I really miss contents in this article: traditional, communal, customary landownership in the western world or third-world-countries should be covered, too. (sorry, I only have a username in the German language wikipedia) --188.8.131.52 12:51, 21 June 2006 (UTC)
- I agree with the comments about missing content and bias, tho I don't know I would characterise it as left-wing. It feels more like part of an essay trying to answer a title question, a style which almost always conflicts with Wikipedia's NPOV requirement. Needs work, but from someone who knows more than I, alas. JackyR | Talk 10:46, 4 August 2006 (UTC)
- By 1800, a landed aristocracy became obsolete in most places, and the separation between land ownership and public service became a reality. Capitalist enterprise increasingly created more income (and hence potential tax base) than did traditional agriculture, and professional officers in military service who had no responsibility for securing their own funds but selected through military academies that weeded out gross incompetents, and civil service that earned regular salaries proved generally more competent than those who attained such appointments in the past through family connections, and at lesser cost to the State.
- Such traditional aristocracies that survived became targets for revolutionary and radical opposition as class privilege often survived without any assumption of social responsibility.
These paragraphs are certainly untrue for the UK. The decline of the landed gentry happened after WWI, although wealth in the form of stocks and shares continued for some even after the 1930s. The discharge of social responsibilities always varied with the individual, but was basically superceded by the state at various points - education in 1830s, 1870s, 1930s, hospitals at different times locally but certainly with the post-WWII NHS, and poverty relief with the welfare state. Military academies selected on basis of background, not necess competence, until well into WWI. Positions with good salaries attached were enthusiastically jobbed by people with family connections (parishes, army/navy commissions, civil service - including Samuel Pepys' entry into naval administration).
Outside the Western world

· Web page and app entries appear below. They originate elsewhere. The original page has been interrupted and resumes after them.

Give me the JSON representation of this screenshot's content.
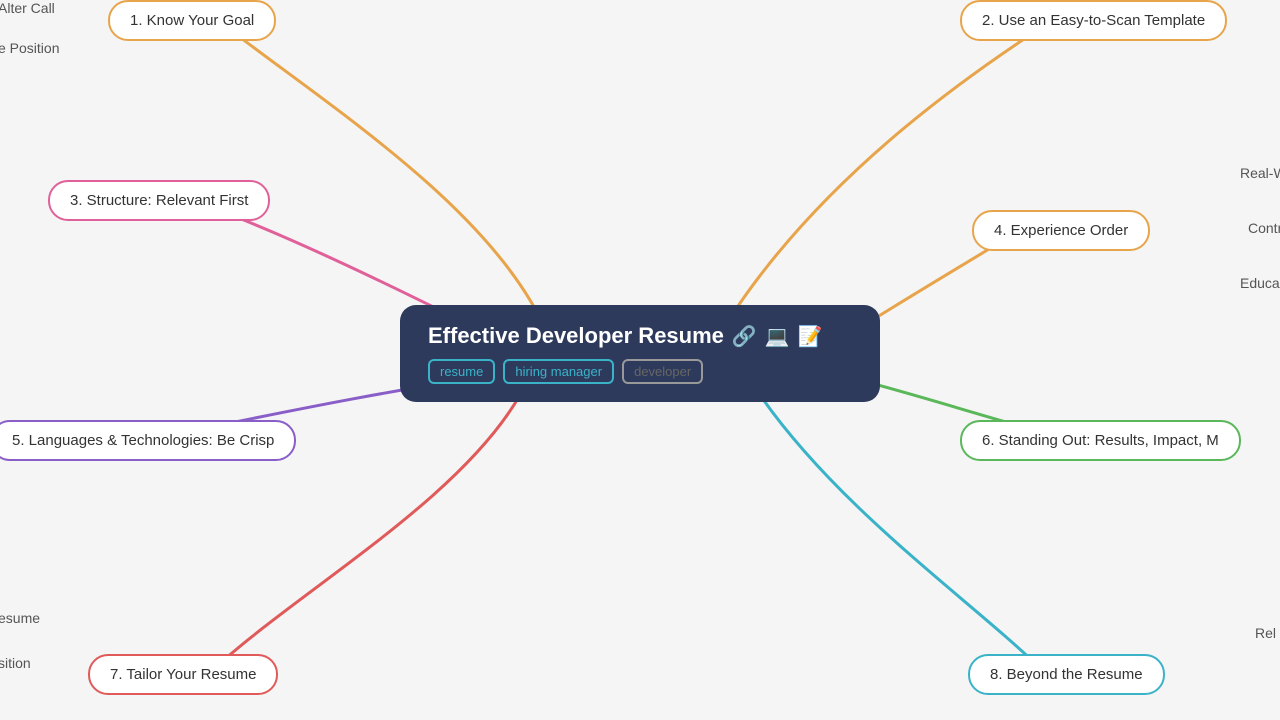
{
  "center": {
    "title": "Effective Developer Resume",
    "icons": "🔗💻📝",
    "tags": [
      "resume",
      "hiring manager",
      "developer"
    ]
  },
  "nodes": [
    {
      "id": "node-1",
      "label": "1. Know Your Goal",
      "color": "#e8a44a"
    },
    {
      "id": "node-2",
      "label": "2. Use an Easy-to-Scan Template",
      "color": "#e8a44a"
    },
    {
      "id": "node-3",
      "label": "3. Structure: Relevant First",
      "color": "#e0619a"
    },
    {
      "id": "node-4",
      "label": "4. Experience Order",
      "color": "#e8a44a"
    },
    {
      "id": "node-5",
      "label": "5. Languages & Technologies: Be Crisp",
      "color": "#8a5ec8"
    },
    {
      "id": "node-6",
      "label": "6. Standing Out: Results, Impact, M",
      "color": "#5ab85a"
    },
    {
      "id": "node-7",
      "label": "7. Tailor Your Resume",
      "color": "#e05a5a"
    },
    {
      "id": "node-8",
      "label": "8. Beyond the Resume",
      "color": "#3ab3c8"
    }
  ],
  "subtexts": {
    "alter_call": "Alter Call",
    "position_top": "e Position",
    "empty": "",
    "real_w": "Real-W",
    "contr": "Contr",
    "educa": "Educa",
    "resume_bottom": "esume",
    "position_bottom": "sition",
    "rel": "Rel"
  },
  "connections": {
    "orange_color": "#e8a44a",
    "pink_color": "#e0619a",
    "purple_color": "#8a5ec8",
    "green_color": "#5ab85a",
    "red_color": "#e05a5a",
    "teal_color": "#3ab3c8"
  },
  "tags": {
    "resume": "resume",
    "hiring_manager": "hiring manager",
    "developer": "developer"
  }
}
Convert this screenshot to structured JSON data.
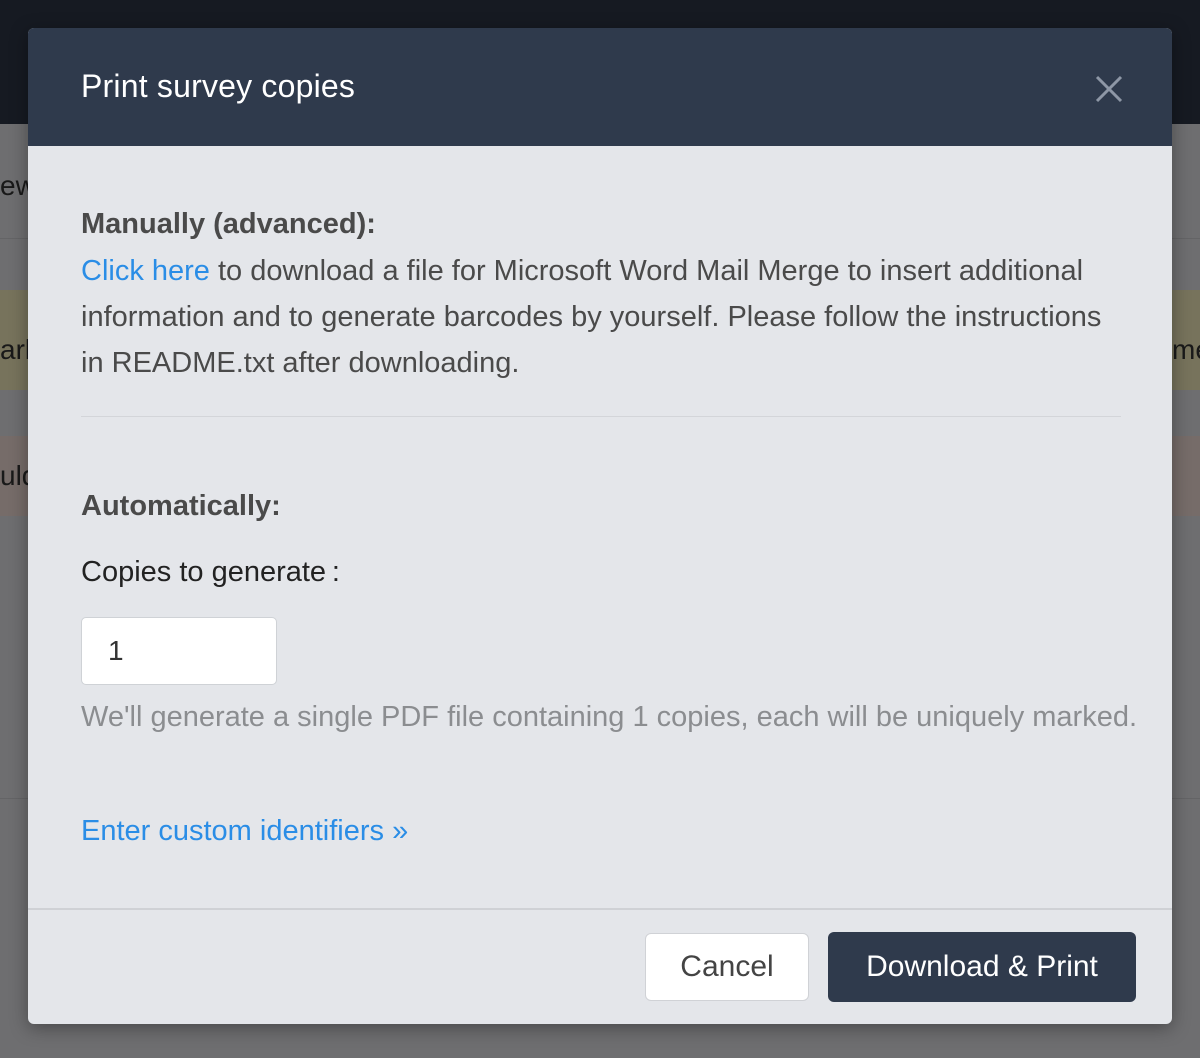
{
  "background": {
    "fragments": [
      "ew",
      "arl",
      "me",
      "uld"
    ]
  },
  "modal": {
    "title": "Print survey copies",
    "manual": {
      "heading": "Manually (advanced):",
      "link_text": "Click here",
      "text": " to download a file for Microsoft Word Mail Merge to insert additional information and to generate barcodes by yourself. Please follow the instructions in README.txt after downloading."
    },
    "automatic": {
      "heading": "Automatically:",
      "copies_label": "Copies to generate :",
      "copies_value": "1",
      "help_text": "We'll generate a single PDF file containing 1 copies, each will be uniquely marked.",
      "custom_link": "Enter custom identifiers »"
    },
    "footer": {
      "cancel_label": "Cancel",
      "primary_label": "Download & Print"
    }
  },
  "icons": {
    "close": "close-icon"
  }
}
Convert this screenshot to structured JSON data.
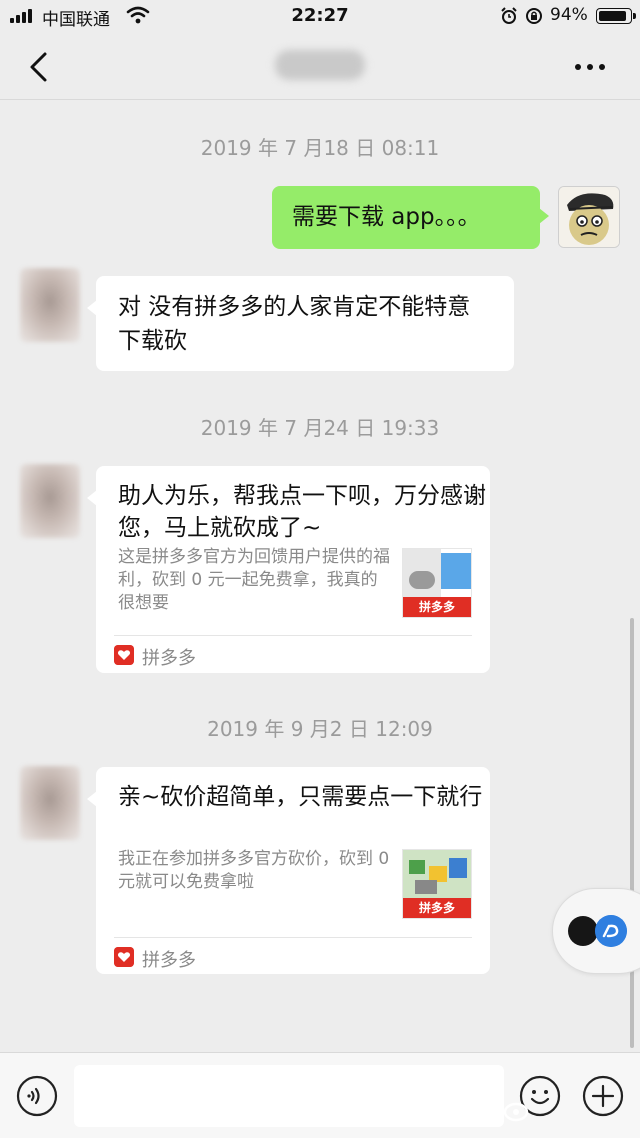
{
  "status_bar": {
    "carrier": "中国联通",
    "time": "22:27",
    "battery": "94%",
    "battery_level": 0.94
  },
  "nav": {
    "back_icon": "chevron-left-icon",
    "title": "",
    "more_icon": "ellipsis-icon"
  },
  "messages": [
    {
      "type": "timestamp",
      "text": "2019 年 7 月18 日 08:11"
    },
    {
      "type": "text",
      "side": "right",
      "text": "需要下载 app。。。"
    },
    {
      "type": "text",
      "side": "left",
      "text": "对 没有拼多多的人家肯定不能特意下载砍"
    },
    {
      "type": "timestamp",
      "text": "2019 年 7 月24 日 19:33"
    },
    {
      "type": "share_card",
      "side": "left",
      "title": "助人为乐，帮我点一下呗，万分感谢您，马上就砍成了~",
      "description": "这是拼多多官方为回馈用户提供的福利，砍到 0 元一起免费拿，我真的很想要",
      "thumb_banner": "拼多多",
      "source": "拼多多"
    },
    {
      "type": "timestamp",
      "text": "2019 年 9 月2 日 12:09"
    },
    {
      "type": "share_card",
      "side": "left",
      "title": "亲~砍价超简单，只需要点一下就行",
      "description": "我正在参加拼多多官方砍价，砍到 0 元就可以免费拿啦",
      "thumb_banner": "拼多多",
      "source": "拼多多"
    }
  ],
  "input_bar": {
    "voice_icon": "voice-icon",
    "input_value": "",
    "emoji_icon": "emoji-icon",
    "plus_icon": "plus-icon"
  },
  "colors": {
    "sent_bubble": "#95ec69",
    "received_bubble": "#ffffff",
    "background": "#ededed",
    "brand_red": "#e02e24"
  }
}
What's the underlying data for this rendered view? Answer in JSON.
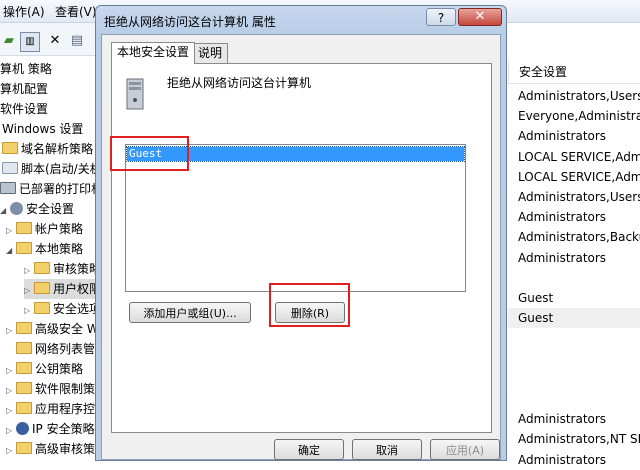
{
  "menubar": {
    "items": [
      "操作(A)",
      "查看(V)"
    ]
  },
  "tree": {
    "items": [
      "算机 策略",
      "算机配置",
      "软件设置",
      "Windows 设置",
      "域名解析策略",
      "脚本(启动/关机",
      "已部署的打印机",
      "安全设置",
      "帐户策略",
      "本地策略",
      "审核策略",
      "用户权限",
      "安全选项",
      "高级安全 W",
      "网络列表管",
      "公钥策略",
      "软件限制策",
      "应用程序控",
      "IP 安全策略",
      "高级审核策"
    ]
  },
  "right_pane": {
    "header": "安全设置",
    "rows": [
      "Administrators,Users",
      "Everyone,Administrat...",
      "Administrators",
      "LOCAL SERVICE,Admi...",
      "LOCAL SERVICE,Admi...",
      "Administrators,Users,...",
      "Administrators",
      "Administrators,Backu...",
      "Administrators",
      "",
      "Guest",
      "Guest",
      "",
      "",
      "",
      "",
      "Administrators",
      "Administrators,NT SE...",
      "Administrators"
    ]
  },
  "dialog": {
    "title": "拒绝从网络访问这台计算机 属性",
    "help_label": "?",
    "close_label": "✕",
    "tabs": [
      "本地安全设置",
      "说明"
    ],
    "policy_heading": "拒绝从网络访问这台计算机",
    "list_items": [
      "Guest"
    ],
    "add_label": "添加用户或组(U)...",
    "remove_label": "删除(R)",
    "ok_label": "确定",
    "cancel_label": "取消",
    "apply_label": "应用(A)"
  },
  "colors": {
    "selection": "#3399ff",
    "highlight_box": "#e02020",
    "title_bar": "#b9cde6"
  }
}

Land ownership in some parts of the world is distinct from European land ownership traditions. For instance, in Oceania, land was generally owned by a community, not by individuals (although there are a few exceptions; there is a traditional concept of individual land ownership in parts of Vanuatu, for example). Today, native land is recognised to some extent in Australia and New Zealand, and communal land is considered inalienable in most Pacific Island countries (Fiji, Vanuatu, Niue, the Cook Islands...). When I have time to dig up some sources, I'll add a paragraph or two on these topics. Aridd (talk) 16:17, 22 March 2008 (UTC)
Web sites of interest
I'm involved in a project documenting Irish Landed Estates. It's presented in the form of an online-database at www.landedestates.ie: . It might be worth linking to on the main article page. It's an academic, non-commercial project. —Preceding unsigned comment added by Jdesbonnet (talk • contribs) 18:51, 23 July 2008 (UTC)